September Girls by Bennett Madison
Published HarperTeen 2013
Genre: Young Adult Fantasy
Format: Hardback from the library
When Sam’s dad whisks him and his brother off to a remote beach town for the summer, he’s all for it– at first. Sam soon realizes, though, that this place is anything but ordinary. Time seems to slow down around here, and everywhere he looks, there are beautiful blond girls. Girls who seem inexplicably drawn to him.
Then Sam meets DeeDee, one of the Girls, and she’s different from the others. Just as he starts to fall for her, she pulls away, leaving him more confused than ever. He knows that if he’s going to get her back, he’ll have to uncover the secret of this beach and the girls who live here.
Well…I was expecting absolutely none of that. Before I started reading, I picked it up for two reasons – it has the word ‘September’ in the title, thus fulfilling that space for Bookish Bingo, and I had never read a book about mermaids before. Mermaid books aren’t really the most popular fantasy creature so I just never got around to picking up the few that were received well. This book has a beautiful cover and praise from E. Lockhart, so I figured I was in for some kind of magical, mysterious ride of a book.
This book was mostly like scooting very slowly on a line while being hit in the head with a stick.
I think the main problem with this book is it was really intent on being super mature young adult. I mean…the whole book practically revolves around sex. That’s it. That’s the book. There are so many mentions of it within the first couple of chapters, it stops for a while, and then it picks right back up again. I don’t normally have a problem with this – once or twice is okay – but that was the whole point of the book. The mermaids were practically an afterthought with some confusing mythology to try and disguise it as the subject for this book. It’s just totally unnecessary. The book is also really sexist. Sam and his brother continually objectify the girls around the beach town for their bodies and call them a plethora of things I’m not writing on my blog. Their mother leaves them because she’s decided to be a feminist (which is just a terrible stereotype of feminism and the reason why the movement is getting nowhere quickly). Even the girls themselves sexually objectify everything about them. That was horrible.
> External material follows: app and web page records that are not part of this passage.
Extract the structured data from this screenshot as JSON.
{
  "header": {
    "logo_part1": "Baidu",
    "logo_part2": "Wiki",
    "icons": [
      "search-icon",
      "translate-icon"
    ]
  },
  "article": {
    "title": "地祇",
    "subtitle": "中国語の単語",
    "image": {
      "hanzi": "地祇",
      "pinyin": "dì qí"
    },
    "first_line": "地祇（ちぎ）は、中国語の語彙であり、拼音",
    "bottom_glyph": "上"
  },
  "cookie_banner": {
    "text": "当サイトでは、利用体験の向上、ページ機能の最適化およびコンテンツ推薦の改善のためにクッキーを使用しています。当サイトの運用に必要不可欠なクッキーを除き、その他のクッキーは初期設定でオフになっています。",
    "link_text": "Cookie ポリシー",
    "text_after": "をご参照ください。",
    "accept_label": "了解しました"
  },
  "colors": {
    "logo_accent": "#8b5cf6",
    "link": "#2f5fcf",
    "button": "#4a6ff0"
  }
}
The plot in this book was also really lacking. Pretty much nothing happened but Sam and DeeDee’s relationship troubles. All of the girls in this book have terrible awkward names of shampoo brands too. There is no substance to the story. There are some attempts at creating a mermaid mythology through the tone, but it didn’t really work but just left me more confused. The writing style saved it sometimes. I really want Bennett Madison to get a pen name and some new story ideas. He’s a talented writer for sure – it just goes way unnoticed after all the stupidity of Sam and the lack of a plot. Sadly, I won’t read anything from him. The pen name is crucial.
Overall, this book just wasn’t very good. It was boring and lackluster. The writing was really nice and I think it could have led to something better if approached differently.